Another classic Los Angeles coffee shop is closing its doors. Norms, the vintage all-night spot on Pico Boulevard, is ending a long run this month according to Kevin Roderick at LAObserved. Norms in Santa Monica closed and was demolished in 2013 (the site is currently an empty lot) while Norms on La Cienega dodged a bullet and avoided closure last year.
Why so many changes to an institution known for not changing? In January 2015, after more than 65 years in the same family, the heirs of founder Norm Roybark sold the restaurant chain. In a separate move, they began to sell the land the restaurants sat on, setting the stage for conflicts between new property owners and the new owners of Norms. The county assessor reports that the 19,000 square foot parcel beneath the Norms on Pico was sold 21 months ago for $8.25 million. The land has been combined with an adjacent parking lot and is now being marketed as a development site.
Norms Westwood opened in 1969, replacing the Rancho Car Wash and a Shell gas station dating to 1957. It was probably the 15th location of the chain that Norm Roybark started in Hollywood in 1949. Today there are 18 restaurants stretching from to Van Nuys to Riverside.
Most of the Norms locations built in the 1950s (including La Cienega, Huntington Park, and a former store in Inglewood) were designed by architects Armet & Davis and became icons of the googie style, an exuberant movement defined by open, lively spaces under bold roofs. The architecture was meant to catch the eye of drivers and entice them to stop for a sizzling top sirloin priced at $1.49.
In the 1960s, roadside architecture became a lot quieter. Designers still wanted to catch eyes, but they used more natural-looking materials and recessed buildings into the landscape.

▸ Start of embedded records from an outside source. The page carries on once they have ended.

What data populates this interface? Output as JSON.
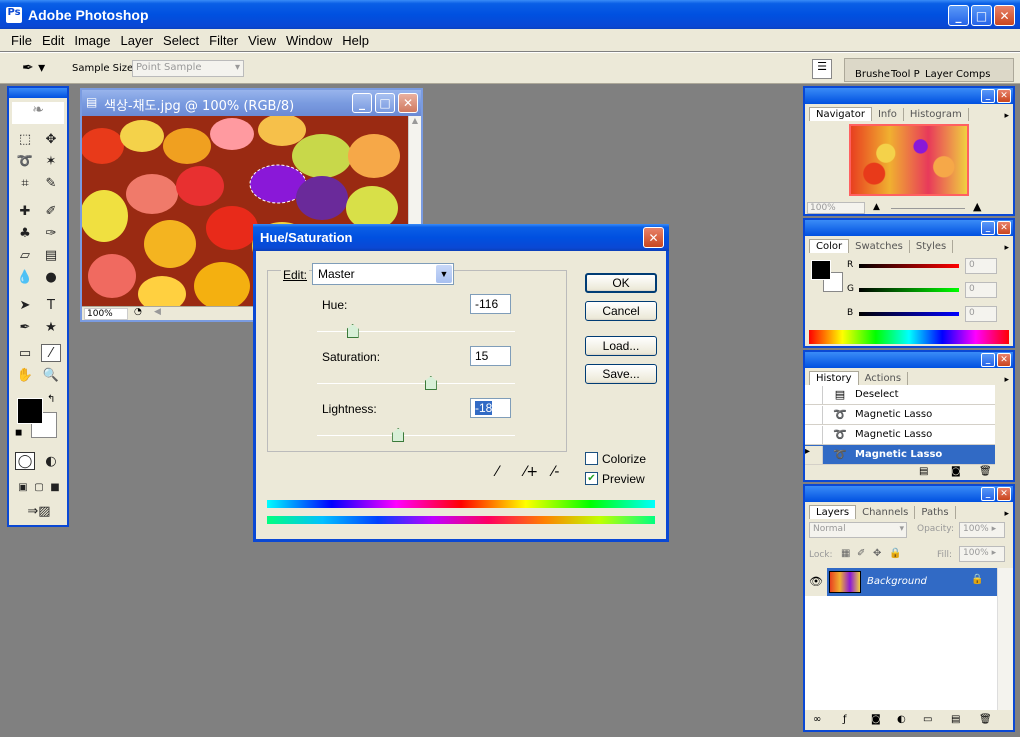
{
  "app": {
    "title": "Adobe Photoshop"
  },
  "menu": [
    "File",
    "Edit",
    "Image",
    "Layer",
    "Select",
    "Filter",
    "View",
    "Window",
    "Help"
  ],
  "options": {
    "sample_size_label": "Sample Size:",
    "sample_size_value": "Point Sample",
    "well_tabs": [
      "Brushe",
      "Tool P",
      "Layer Comps"
    ]
  },
  "document": {
    "title": "색상-채도.jpg @ 100% (RGB/8)",
    "zoom": "100%"
  },
  "hue_sat": {
    "title": "Hue/Saturation",
    "edit_label": "Edit:",
    "edit_value": "Master",
    "hue_label": "Hue:",
    "hue_value": "-116",
    "hue_pos": 0.18,
    "sat_label": "Saturation:",
    "sat_value": "15",
    "sat_pos": 0.575,
    "light_label": "Lightness:",
    "light_value": "-18",
    "light_pos": 0.41,
    "ok": "OK",
    "cancel": "Cancel",
    "load": "Load...",
    "save": "Save...",
    "colorize": "Colorize",
    "preview": "Preview",
    "colorize_checked": false,
    "preview_checked": true
  },
  "navigator": {
    "tabs": [
      "Navigator",
      "Info",
      "Histogram"
    ],
    "zoom": "100%"
  },
  "color": {
    "tabs": [
      "Color",
      "Swatches",
      "Styles"
    ],
    "r": "R",
    "g": "G",
    "b": "B",
    "r_val": "0",
    "g_val": "0",
    "b_val": "0"
  },
  "history": {
    "tabs": [
      "History",
      "Actions"
    ],
    "items": [
      "Deselect",
      "Magnetic Lasso",
      "Magnetic Lasso",
      "Magnetic Lasso"
    ]
  },
  "layers": {
    "tabs": [
      "Layers",
      "Channels",
      "Paths"
    ],
    "blend": "Normal",
    "opacity_label": "Opacity:",
    "opacity": "100%",
    "lock_label": "Lock:",
    "fill_label": "Fill:",
    "fill": "100%",
    "layer_name": "Background"
  },
  "colors": {
    "accent": "#0a48d4",
    "selected": "#316ac5"
  }
}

David Jacobson, a lesser-known architect who built a lot of quiet-looking office and commercial buildings, designed the Norms on Pico with heavily textured blocks, smaller windows, and an unusual latticework pagoda-type structure on the roof. The task of creating a coffee shop (and giant neon sign) with such an oversized reputation must have rubbed off on him.
A decade later, with offices in Las Vegas and Atlantic City, Jacobson became an expert in the design of casinos, adding crystal, mirrors, brass, and chrome to gambling halls in Nevada and New Jersey. “You wouldn’t make a casino look like a bank, Jacobson told the Los Angeles Times in 1979. “A casino is more playful: it’s supposed to beckon to you, to look like a place to have fun”—exactly like a good coffee shop.
“I don’t know if the Norms on Pico has the same architectural pedigree or constituency to protest,” Roderick wrote for LAObserved. It probably does not. Architectural historians have not yet examined Jacobson’s California buildings. Preservationists have to pick and choose their battles and will probably not act on behalf of this building. Jacobson’s body of work is mostly unknown and destined to be forgotten, except perhaps by the most dedicated casino enthusiasts.
Coffee shops have become cultural institutions and something will be lost when the generations of regulars at the Westwood Norms have no place to go. The neighborhood will change when it no longer attracts the mixed clientele drawn to Norms. “We have the blue collar workers, white collar workers with ties getting a quick lunch, ethnic diversity at every table,” Norms’s new owner Mike Colonna told me last year. “We get late night millennials, and our base of baby boomers.” The listing for the property touts the neighborhood’s “new apartment and retail developments” in a “highly desirable” area with “excellent demographics.” That’s all fine and good, but there’s also got to be a place for the demographic that continues to search for a six-dollar breakfast in the middle of the night.